Most economists expect wage growth to pick up as the unemployment rate falls. Other measures of earnings have already shown modestly faster gains, and there are signs that businesses are feeling pressure to raise pay. For the first time in six years, chief executives surveyed by the Business Roundtable, a coalition of big corporations, reported that labor expenses were their biggest cost pressure in the fourth quarter.

“With the unemployment rate this low and with just not enough people coming back into the work force to fill positions, firms are having to resort to offering higher wages,” said Joseph Brusuelas, chief economist of RSM, a financial consulting firm.

Friday’s report suggests that the holiday shopping season is off to a solid start. Retailers have struggled for much of the year as they fight off competition from Amazon and other online retailers. But the sector added nearly 19,000 jobs in November, the most in over a year. (The numbers are adjusted for seasonal patterns.)

The rise of e-commerce has also created jobs in warehouses and at delivery services such as FedEx and United Parcel Service, which recently warned of delays because of the volume of online shopping. The transportation and warehousing sector added 10,500 jobs in November, continuing a year of strong gains.

“We are seeing a lot of jobs being created in e-commerce,” said Catherine Barrera, chief economist of the online job site ZipRecruiter. “Amazon is hiring like crazy.”

Policymakers at the Federal Reserve have sent clear signals that they plan to raise the benchmark interest rate at their meeting next week. It would probably have taken a nearly catastrophic jobs report to change that — and Friday’s report was far from catastrophic.

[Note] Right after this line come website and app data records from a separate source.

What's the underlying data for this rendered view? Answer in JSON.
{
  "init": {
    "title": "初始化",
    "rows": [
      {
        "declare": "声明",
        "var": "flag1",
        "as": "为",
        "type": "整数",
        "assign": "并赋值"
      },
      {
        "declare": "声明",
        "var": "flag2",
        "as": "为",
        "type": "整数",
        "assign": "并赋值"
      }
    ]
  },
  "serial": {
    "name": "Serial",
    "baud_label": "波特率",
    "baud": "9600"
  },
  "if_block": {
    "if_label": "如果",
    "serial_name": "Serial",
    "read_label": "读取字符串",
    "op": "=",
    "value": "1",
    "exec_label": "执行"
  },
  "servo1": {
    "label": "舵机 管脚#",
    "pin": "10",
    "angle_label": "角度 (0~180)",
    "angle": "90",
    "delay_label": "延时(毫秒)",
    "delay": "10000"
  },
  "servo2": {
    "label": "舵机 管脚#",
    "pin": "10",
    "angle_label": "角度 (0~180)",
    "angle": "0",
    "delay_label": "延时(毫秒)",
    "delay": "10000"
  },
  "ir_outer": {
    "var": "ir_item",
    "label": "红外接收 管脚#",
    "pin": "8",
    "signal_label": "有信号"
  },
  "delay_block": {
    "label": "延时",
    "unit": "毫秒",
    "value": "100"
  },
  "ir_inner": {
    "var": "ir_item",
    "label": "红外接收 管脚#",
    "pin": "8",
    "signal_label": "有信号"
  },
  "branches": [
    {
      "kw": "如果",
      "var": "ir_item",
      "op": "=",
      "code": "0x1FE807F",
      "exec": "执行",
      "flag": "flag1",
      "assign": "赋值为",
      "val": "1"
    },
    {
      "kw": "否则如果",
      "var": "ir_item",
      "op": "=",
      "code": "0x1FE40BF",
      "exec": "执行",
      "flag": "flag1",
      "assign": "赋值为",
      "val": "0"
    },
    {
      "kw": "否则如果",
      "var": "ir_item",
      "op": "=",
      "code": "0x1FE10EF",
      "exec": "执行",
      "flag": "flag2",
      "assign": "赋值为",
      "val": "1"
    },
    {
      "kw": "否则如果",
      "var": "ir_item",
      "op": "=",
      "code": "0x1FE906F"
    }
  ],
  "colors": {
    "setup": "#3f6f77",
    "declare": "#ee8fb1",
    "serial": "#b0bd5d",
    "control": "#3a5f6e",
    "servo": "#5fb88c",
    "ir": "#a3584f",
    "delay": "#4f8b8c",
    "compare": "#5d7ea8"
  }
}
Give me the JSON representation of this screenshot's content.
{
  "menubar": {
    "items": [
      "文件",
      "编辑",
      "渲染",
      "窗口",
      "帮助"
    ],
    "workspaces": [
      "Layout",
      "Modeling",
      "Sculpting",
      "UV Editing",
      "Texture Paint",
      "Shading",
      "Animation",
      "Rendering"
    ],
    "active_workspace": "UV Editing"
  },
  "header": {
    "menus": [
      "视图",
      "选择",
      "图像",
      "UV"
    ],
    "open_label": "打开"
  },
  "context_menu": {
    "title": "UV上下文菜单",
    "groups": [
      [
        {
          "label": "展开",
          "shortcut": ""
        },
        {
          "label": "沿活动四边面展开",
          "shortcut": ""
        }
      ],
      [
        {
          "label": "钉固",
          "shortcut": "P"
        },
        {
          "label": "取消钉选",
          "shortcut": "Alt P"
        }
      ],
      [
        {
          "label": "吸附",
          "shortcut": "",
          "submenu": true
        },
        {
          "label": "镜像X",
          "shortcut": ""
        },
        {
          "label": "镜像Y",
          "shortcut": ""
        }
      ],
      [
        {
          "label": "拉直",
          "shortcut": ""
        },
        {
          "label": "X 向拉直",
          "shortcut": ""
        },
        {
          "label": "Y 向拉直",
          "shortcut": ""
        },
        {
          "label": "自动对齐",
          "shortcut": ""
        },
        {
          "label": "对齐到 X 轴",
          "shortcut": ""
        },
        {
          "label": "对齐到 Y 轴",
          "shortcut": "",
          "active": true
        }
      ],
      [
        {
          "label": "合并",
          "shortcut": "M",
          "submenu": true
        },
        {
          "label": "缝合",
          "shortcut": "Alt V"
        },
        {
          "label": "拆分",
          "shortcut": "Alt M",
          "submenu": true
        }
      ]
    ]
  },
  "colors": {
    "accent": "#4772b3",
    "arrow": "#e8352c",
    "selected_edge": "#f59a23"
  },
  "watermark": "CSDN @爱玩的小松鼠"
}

Friday’s report could, however, affect the Fed’s plans for next year. Economists expect the Fed to raise rates three times in 2018. But if the unemployment rate continues to fall — and especially if wages start to rise more quickly — Fed officials could feel pressure to raise rates faster to head off inflation.

The report could also have political implications. Mr. Trump has frequently cited strong jobs numbers as evidence that his economic policies are working. Most economists are skeptical that presidents have much influence over the economy. But with Mr. Trump nearing the end of his first year in office, the report could take on symbolic importance.